2 – Instituto de Medicina Molecular, Faculdade de Medicina, Universidade de Lisboa.
- Global Summit on Rare diseases & Orphan Drugs, Dubai, Nov 2016
- Oral communications by invitation
In recent years the development of genome-wide technologies allowed us to understand many more disease mechanisms, but mostly, made us realize how much is yet to be unfolded. The “software” of the DNA (epigenetics) makes a huge contribution to amplify the complexity of the human genome. Rare diseases may have an epigenetic origin, either by imprinting, methylation or monogenic epigenetic protein defects, but not much is known about the epigenetic influence in variability of expression and incomplete penetrance. We purpose to study the influence of noncoding DNA mutations in methylation marks, using Fragile X as a model of disease. Fragile X is the most common monogenic cause of developmental delay and it is caused by a repeat triplet expansion of noncoding DNA (>200 CGGs) and subsequent methylation and silencing of the FMR1 gene. In the premutation range (between 55 and 200 CGGs repeats) is also responsible for the FXTAS and FXPOI syndromes. We are developing a strategy involving patient-derived induced pluripotent stem cells (iPSCs) to study non-coding RNAs and epigenetic marks that are differentially expressed in Fragile X cells, at different mutation ranges. We are also using Gapmer antisense oligonucleotides to silence candidate non-coding RNAs, and CRISPR-Cas9-Tet1 fusion proteins to guide direct demethylation at specific sites in the FMR1 locus. By unraveling the cross-talk between genome and epigenome in the FMR1 locus we aim to further elucidate the mechanisms that underlie Fragile-X related disorders symptoms and to design novel therapeutic strategies.

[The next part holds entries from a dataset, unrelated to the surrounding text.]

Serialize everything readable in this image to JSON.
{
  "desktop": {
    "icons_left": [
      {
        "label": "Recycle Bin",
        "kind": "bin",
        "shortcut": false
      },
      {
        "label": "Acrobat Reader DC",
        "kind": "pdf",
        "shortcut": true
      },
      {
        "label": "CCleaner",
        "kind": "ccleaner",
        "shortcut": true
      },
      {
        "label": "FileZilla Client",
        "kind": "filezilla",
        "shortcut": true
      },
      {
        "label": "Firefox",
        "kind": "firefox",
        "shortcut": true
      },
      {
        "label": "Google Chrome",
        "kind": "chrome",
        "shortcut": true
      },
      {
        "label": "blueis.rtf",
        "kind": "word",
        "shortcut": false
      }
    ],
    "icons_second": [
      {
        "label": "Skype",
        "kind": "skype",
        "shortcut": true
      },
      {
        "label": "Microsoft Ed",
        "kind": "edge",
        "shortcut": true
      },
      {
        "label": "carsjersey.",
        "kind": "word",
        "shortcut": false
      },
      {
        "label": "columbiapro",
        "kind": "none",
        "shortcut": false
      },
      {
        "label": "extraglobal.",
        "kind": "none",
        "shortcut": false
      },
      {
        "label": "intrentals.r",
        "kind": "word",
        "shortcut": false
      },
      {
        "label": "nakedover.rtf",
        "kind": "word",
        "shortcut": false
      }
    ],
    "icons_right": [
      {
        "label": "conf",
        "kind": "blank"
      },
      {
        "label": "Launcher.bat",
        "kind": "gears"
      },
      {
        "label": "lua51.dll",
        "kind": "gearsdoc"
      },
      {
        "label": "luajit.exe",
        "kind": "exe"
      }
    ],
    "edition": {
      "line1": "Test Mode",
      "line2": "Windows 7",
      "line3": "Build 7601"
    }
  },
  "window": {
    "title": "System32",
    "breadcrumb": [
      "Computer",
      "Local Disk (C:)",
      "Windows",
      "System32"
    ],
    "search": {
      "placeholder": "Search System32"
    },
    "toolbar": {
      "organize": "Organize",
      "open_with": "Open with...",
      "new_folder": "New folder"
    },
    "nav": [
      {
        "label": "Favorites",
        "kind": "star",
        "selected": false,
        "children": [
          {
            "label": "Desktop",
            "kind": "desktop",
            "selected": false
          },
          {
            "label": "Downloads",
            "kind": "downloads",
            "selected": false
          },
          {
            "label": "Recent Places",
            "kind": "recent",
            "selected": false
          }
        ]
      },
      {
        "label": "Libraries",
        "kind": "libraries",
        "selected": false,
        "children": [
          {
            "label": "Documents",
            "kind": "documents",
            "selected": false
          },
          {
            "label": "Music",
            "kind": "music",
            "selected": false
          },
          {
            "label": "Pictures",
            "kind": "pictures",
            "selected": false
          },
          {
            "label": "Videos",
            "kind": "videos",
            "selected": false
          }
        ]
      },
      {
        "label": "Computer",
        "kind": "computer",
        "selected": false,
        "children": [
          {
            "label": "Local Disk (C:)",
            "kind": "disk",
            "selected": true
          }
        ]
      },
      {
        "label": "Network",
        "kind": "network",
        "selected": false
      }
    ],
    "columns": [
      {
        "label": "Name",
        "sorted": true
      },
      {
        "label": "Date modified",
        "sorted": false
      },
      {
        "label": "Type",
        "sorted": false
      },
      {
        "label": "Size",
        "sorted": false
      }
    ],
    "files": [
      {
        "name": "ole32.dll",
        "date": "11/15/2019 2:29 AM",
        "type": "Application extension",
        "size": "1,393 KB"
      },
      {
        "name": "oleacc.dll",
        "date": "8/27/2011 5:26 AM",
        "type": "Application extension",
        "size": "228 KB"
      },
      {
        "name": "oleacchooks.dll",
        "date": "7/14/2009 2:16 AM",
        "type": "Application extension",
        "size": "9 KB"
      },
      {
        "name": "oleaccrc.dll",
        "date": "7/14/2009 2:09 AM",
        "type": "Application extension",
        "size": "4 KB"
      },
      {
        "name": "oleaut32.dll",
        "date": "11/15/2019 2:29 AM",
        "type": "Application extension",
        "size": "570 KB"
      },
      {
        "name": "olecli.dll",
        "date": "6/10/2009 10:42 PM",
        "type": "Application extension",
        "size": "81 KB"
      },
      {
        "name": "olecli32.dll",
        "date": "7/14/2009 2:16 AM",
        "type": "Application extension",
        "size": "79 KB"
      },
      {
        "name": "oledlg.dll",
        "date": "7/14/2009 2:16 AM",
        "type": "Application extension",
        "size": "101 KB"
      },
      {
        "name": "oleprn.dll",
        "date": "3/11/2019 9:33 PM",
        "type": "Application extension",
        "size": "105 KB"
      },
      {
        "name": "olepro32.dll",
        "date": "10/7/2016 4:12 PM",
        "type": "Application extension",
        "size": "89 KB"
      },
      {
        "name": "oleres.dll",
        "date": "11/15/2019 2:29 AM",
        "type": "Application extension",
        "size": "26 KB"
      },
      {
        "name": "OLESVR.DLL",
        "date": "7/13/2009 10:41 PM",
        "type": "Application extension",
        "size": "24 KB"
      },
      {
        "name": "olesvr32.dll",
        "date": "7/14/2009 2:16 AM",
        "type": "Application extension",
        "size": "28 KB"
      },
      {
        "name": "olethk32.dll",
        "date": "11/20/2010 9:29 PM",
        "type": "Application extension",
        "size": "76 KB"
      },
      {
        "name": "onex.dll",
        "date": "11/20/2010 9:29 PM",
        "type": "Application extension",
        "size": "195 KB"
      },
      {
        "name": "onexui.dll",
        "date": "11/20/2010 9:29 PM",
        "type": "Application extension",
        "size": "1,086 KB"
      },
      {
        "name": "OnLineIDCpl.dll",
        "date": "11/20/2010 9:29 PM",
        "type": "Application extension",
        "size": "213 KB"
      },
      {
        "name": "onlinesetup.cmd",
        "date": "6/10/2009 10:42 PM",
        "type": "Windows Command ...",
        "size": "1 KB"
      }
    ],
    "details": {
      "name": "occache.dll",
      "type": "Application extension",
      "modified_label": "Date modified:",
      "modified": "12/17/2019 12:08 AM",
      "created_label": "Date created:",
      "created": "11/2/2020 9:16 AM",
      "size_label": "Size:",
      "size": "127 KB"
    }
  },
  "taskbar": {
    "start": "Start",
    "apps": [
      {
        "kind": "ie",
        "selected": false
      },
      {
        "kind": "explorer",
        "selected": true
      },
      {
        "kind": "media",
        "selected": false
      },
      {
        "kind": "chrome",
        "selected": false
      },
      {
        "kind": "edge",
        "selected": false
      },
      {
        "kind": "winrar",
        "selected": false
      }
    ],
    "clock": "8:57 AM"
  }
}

Palavras Chave: Non-coding DNA, epigenetics, Fragile-X, iPSC cells, CRISPR-Cas9